= The problem =
Scan the records for the string "true" and state how many lines contain it, using the number alone.

= Extracted data =
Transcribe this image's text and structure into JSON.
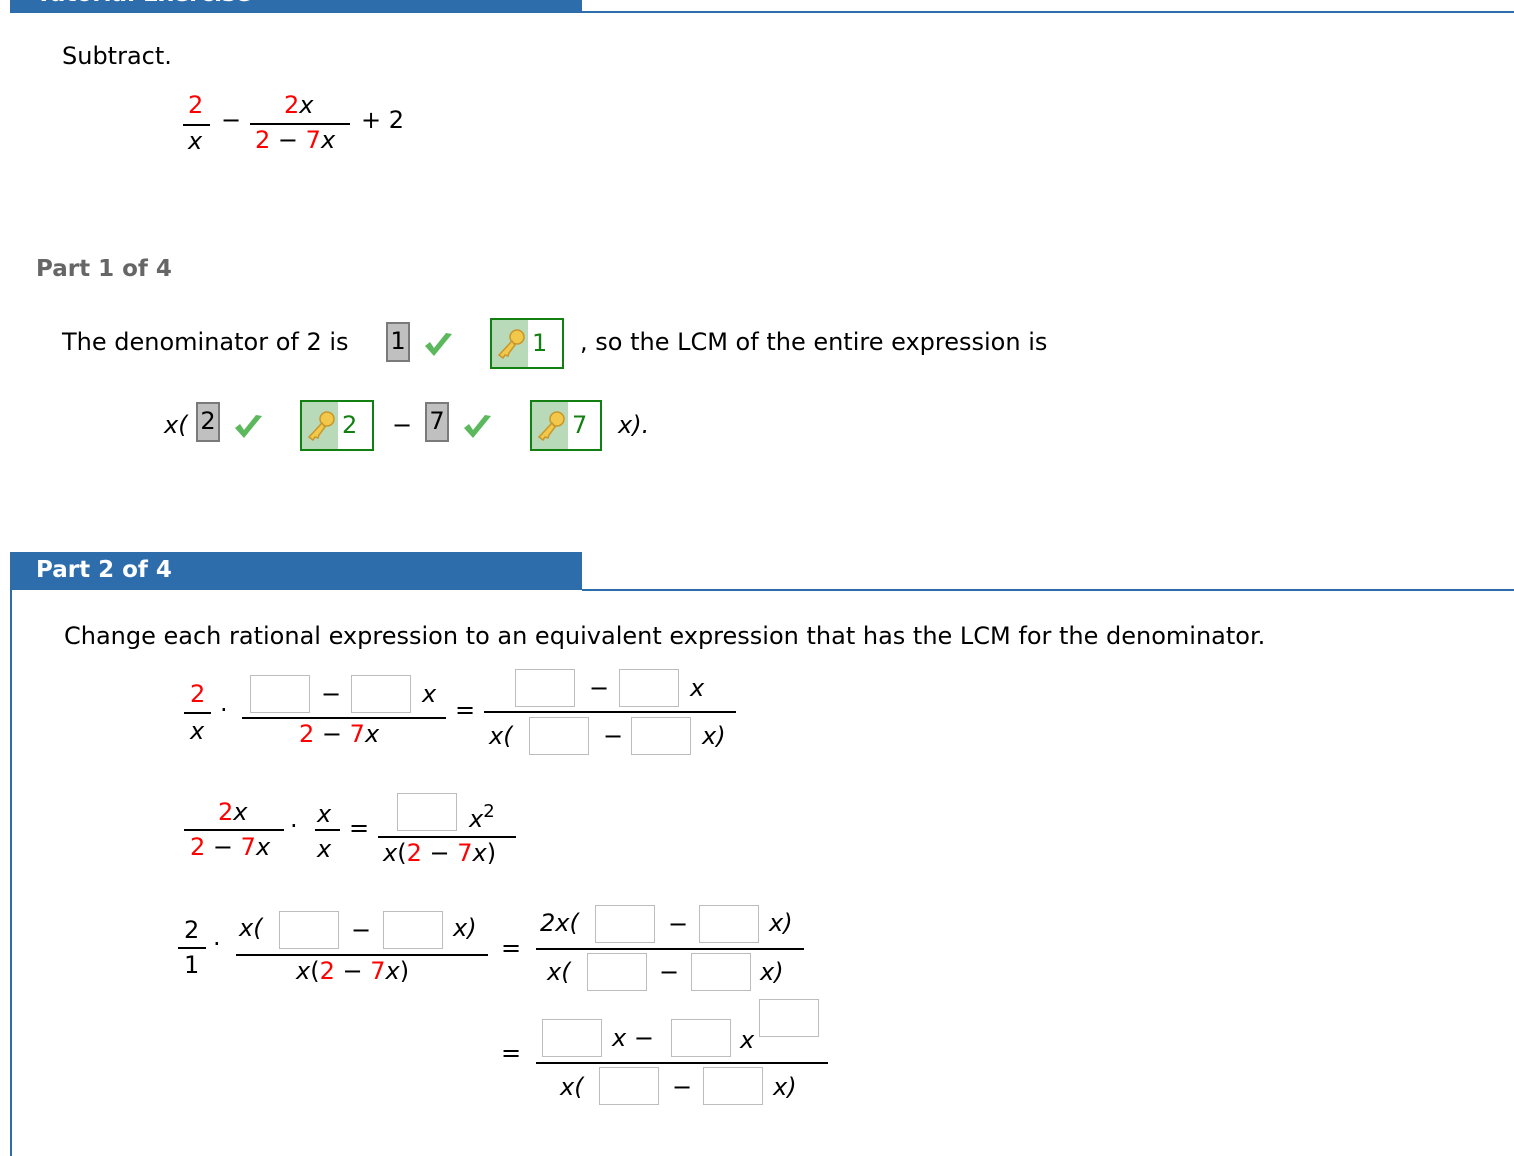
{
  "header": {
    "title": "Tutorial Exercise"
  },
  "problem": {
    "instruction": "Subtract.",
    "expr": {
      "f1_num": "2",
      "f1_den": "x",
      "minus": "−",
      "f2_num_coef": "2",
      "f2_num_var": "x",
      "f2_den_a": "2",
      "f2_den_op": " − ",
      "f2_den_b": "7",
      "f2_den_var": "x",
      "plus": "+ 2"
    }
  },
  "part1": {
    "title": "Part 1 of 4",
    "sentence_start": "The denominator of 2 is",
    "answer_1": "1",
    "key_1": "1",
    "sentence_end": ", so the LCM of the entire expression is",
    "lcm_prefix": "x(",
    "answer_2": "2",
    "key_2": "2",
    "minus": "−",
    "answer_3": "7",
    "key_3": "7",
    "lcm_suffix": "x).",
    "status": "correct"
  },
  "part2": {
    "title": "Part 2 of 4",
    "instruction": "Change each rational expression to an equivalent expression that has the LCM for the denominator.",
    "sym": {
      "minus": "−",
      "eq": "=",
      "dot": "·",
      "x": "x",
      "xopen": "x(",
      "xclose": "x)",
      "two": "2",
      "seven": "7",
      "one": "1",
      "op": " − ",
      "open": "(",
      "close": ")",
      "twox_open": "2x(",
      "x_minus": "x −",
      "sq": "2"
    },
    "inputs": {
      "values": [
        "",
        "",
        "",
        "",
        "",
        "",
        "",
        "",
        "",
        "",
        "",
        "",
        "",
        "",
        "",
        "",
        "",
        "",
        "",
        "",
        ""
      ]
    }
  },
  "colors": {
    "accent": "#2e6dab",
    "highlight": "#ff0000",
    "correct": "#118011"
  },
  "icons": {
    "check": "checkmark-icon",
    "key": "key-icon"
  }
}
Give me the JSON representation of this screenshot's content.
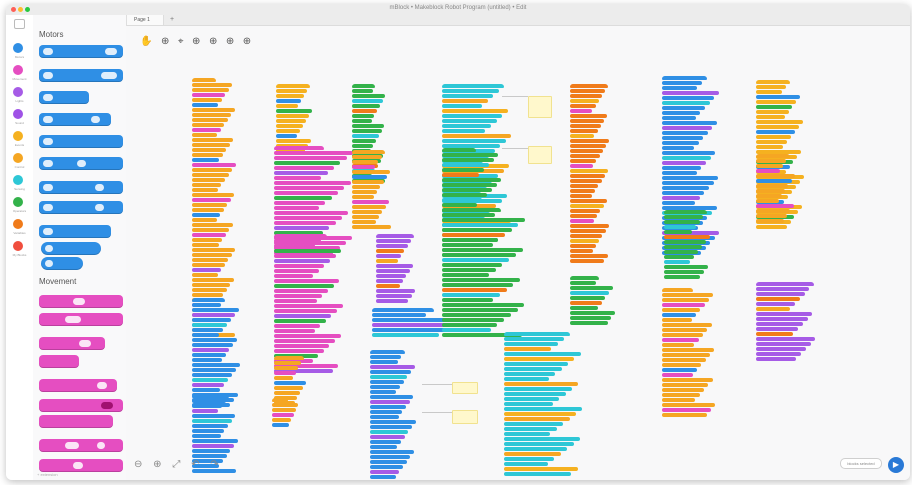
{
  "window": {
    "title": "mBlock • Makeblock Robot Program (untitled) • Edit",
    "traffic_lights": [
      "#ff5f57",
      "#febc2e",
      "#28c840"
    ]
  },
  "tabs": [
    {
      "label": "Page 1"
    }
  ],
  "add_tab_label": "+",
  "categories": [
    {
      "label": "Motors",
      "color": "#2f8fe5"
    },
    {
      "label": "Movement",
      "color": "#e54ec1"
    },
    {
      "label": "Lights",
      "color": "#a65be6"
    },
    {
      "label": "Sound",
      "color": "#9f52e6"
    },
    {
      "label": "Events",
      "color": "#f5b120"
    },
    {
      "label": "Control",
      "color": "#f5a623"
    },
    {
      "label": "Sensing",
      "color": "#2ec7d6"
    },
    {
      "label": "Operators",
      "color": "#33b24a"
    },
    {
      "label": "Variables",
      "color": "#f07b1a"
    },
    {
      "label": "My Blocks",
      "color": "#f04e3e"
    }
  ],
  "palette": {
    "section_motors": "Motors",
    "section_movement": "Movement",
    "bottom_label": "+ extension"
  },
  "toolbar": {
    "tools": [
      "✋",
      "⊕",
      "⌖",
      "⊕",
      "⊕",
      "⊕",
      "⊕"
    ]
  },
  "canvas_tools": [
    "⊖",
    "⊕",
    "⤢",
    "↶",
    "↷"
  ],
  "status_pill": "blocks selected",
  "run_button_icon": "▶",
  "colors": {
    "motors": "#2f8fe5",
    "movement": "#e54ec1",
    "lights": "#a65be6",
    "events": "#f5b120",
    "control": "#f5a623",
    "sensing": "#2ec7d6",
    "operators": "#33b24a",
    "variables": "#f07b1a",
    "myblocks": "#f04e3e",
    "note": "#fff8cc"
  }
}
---
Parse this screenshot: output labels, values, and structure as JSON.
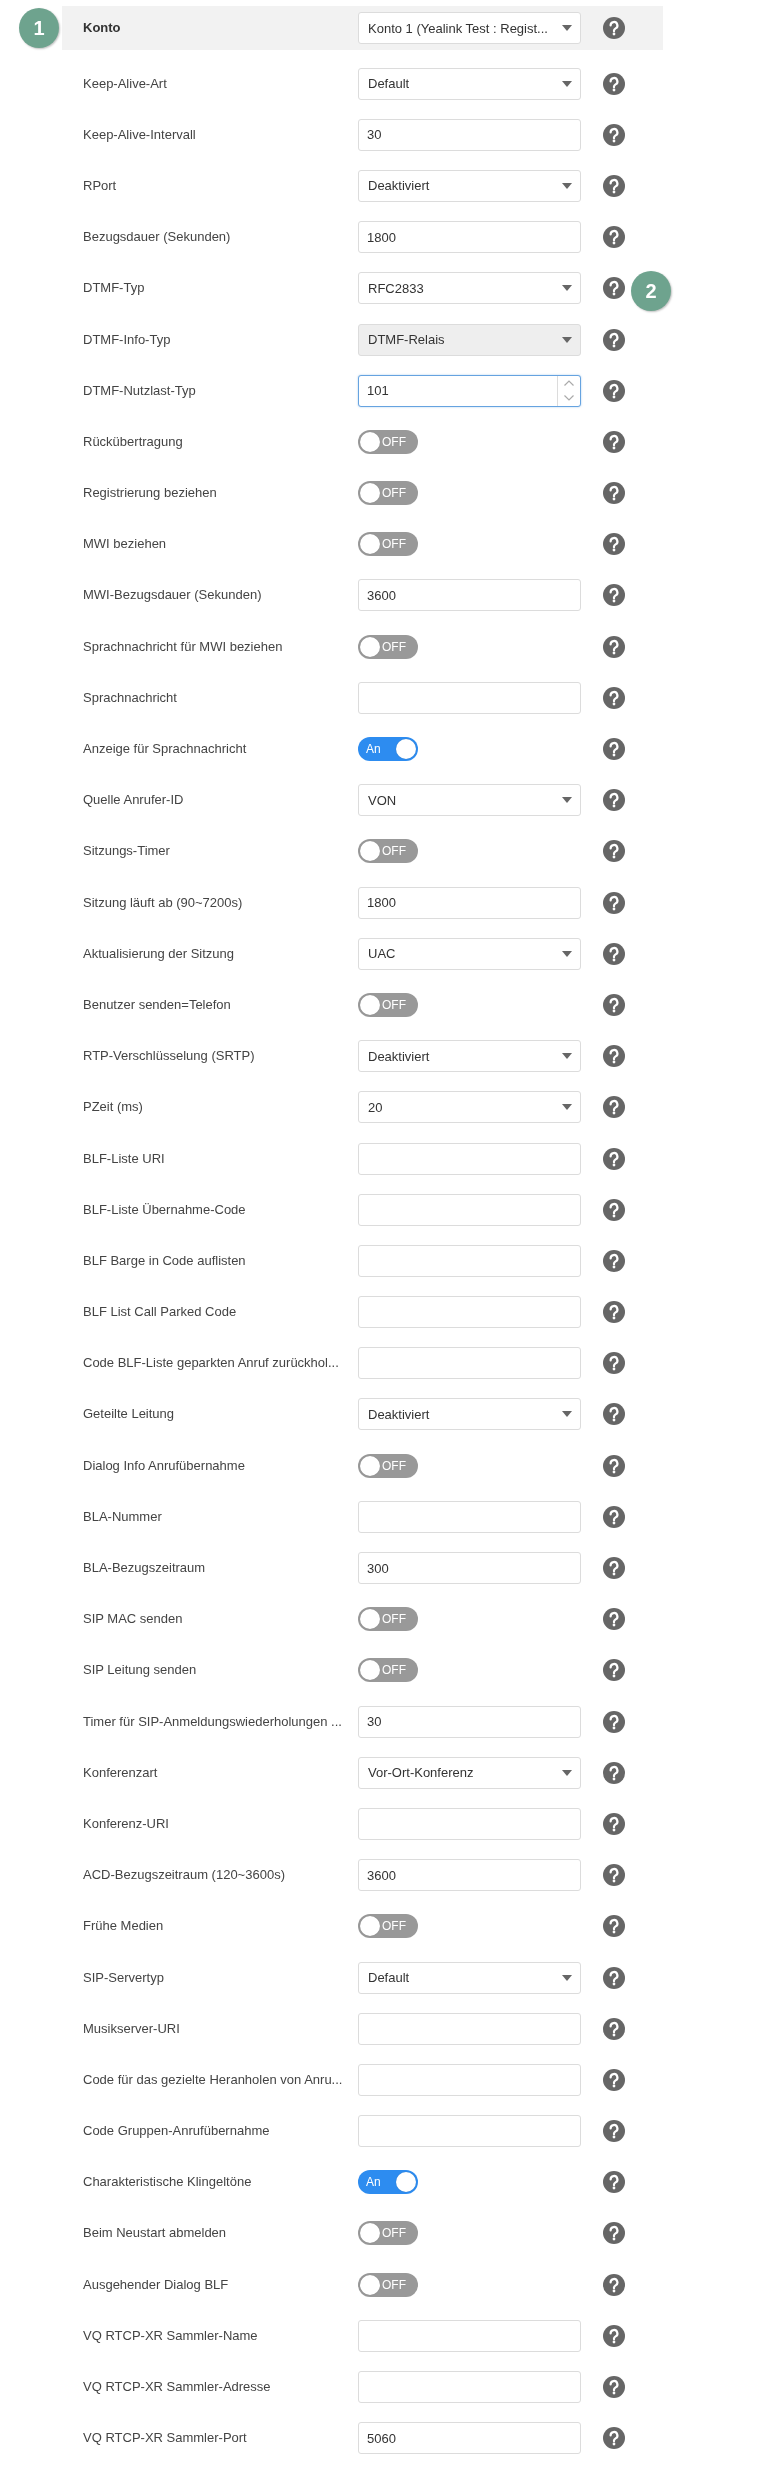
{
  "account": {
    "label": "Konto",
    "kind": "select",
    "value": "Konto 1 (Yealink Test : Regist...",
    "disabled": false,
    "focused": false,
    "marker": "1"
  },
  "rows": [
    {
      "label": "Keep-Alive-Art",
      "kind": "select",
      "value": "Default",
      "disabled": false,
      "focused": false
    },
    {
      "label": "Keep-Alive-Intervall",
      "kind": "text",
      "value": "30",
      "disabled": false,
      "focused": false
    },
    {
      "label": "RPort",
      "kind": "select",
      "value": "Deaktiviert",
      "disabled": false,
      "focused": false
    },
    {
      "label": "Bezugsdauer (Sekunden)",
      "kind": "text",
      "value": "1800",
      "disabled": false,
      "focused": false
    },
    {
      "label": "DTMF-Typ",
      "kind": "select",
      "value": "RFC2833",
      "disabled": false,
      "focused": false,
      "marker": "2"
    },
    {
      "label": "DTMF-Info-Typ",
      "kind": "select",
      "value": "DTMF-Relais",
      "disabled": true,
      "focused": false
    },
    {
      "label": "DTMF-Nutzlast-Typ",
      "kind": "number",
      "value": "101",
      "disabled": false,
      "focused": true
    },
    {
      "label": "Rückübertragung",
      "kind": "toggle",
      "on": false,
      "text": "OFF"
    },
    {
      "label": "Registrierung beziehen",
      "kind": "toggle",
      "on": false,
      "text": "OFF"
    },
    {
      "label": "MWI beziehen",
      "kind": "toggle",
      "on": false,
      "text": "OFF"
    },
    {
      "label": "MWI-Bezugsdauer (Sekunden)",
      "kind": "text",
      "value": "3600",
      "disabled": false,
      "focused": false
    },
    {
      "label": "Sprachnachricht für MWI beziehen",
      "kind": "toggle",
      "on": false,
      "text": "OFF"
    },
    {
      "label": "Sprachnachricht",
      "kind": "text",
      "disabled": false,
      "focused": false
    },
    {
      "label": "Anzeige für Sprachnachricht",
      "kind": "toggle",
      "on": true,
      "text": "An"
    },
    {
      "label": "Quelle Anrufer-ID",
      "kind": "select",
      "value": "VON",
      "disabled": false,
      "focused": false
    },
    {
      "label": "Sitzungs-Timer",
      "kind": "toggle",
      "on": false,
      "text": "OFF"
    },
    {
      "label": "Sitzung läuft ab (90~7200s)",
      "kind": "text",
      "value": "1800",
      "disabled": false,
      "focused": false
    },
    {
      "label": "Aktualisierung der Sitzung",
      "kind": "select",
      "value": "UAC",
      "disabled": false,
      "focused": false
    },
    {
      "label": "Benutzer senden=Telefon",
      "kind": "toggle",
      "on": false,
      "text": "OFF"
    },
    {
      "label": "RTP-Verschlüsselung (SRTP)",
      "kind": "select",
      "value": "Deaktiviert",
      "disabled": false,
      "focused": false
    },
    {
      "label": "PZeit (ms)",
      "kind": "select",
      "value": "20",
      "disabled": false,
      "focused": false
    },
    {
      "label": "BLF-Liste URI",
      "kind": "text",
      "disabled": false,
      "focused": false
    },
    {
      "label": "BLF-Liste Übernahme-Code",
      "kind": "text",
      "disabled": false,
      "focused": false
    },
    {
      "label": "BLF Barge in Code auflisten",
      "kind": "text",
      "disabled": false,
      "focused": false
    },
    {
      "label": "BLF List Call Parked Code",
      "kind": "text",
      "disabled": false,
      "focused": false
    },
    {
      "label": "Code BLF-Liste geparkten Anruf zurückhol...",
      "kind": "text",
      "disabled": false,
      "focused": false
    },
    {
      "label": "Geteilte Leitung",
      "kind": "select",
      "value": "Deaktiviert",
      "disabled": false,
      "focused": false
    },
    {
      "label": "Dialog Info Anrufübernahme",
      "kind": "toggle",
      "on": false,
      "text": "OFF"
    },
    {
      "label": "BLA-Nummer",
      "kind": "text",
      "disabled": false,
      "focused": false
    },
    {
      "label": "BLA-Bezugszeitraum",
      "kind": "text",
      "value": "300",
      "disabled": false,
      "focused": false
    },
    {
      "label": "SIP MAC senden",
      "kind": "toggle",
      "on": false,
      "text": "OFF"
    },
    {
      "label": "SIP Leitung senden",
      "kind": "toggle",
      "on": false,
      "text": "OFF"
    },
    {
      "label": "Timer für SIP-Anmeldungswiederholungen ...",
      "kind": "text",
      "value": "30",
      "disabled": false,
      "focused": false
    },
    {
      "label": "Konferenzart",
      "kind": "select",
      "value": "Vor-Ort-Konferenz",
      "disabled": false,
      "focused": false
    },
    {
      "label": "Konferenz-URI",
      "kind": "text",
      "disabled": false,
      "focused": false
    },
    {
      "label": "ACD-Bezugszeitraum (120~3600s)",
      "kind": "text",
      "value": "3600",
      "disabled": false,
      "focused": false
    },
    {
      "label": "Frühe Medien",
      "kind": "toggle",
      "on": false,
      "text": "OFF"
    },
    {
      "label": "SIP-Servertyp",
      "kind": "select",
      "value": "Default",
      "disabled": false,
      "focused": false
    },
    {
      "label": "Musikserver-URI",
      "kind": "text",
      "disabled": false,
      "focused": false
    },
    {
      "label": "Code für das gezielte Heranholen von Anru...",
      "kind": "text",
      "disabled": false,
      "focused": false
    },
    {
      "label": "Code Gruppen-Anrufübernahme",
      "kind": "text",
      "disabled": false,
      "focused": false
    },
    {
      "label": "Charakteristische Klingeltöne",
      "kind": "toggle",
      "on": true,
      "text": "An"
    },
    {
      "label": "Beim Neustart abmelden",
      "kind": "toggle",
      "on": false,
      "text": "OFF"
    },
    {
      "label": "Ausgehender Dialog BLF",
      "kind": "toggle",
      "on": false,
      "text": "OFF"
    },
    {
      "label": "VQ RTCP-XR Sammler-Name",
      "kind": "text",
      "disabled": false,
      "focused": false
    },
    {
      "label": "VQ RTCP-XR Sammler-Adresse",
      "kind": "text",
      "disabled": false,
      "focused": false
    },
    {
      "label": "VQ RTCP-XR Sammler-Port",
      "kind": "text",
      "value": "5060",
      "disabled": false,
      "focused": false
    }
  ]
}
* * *
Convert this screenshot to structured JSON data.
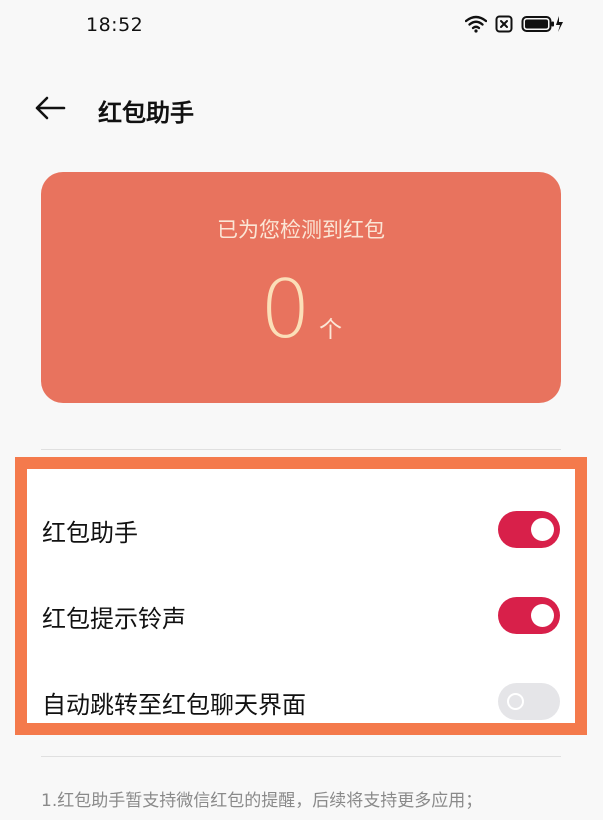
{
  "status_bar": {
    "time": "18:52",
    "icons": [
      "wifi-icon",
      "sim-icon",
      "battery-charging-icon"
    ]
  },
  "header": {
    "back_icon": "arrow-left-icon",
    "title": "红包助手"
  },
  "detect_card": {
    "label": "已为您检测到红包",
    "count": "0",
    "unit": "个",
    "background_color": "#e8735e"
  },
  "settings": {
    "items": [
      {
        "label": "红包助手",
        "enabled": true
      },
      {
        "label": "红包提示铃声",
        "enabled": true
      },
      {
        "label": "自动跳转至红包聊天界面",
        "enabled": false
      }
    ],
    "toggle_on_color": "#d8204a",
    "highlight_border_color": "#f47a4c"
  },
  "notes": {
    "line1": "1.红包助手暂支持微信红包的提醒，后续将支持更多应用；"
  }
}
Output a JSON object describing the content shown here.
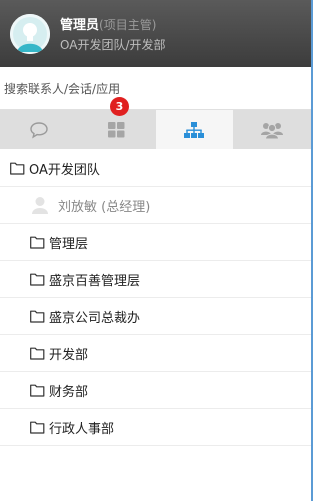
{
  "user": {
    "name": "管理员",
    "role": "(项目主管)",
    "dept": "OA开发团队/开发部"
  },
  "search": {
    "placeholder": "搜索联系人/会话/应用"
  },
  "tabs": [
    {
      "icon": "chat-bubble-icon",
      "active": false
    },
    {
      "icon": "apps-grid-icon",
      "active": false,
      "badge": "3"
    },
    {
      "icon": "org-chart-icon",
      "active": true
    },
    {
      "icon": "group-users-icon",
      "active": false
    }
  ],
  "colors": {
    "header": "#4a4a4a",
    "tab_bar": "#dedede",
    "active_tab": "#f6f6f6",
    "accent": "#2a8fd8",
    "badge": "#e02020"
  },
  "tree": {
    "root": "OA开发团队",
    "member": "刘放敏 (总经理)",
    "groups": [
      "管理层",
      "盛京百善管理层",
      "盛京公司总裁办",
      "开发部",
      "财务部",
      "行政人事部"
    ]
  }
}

= Reply =
7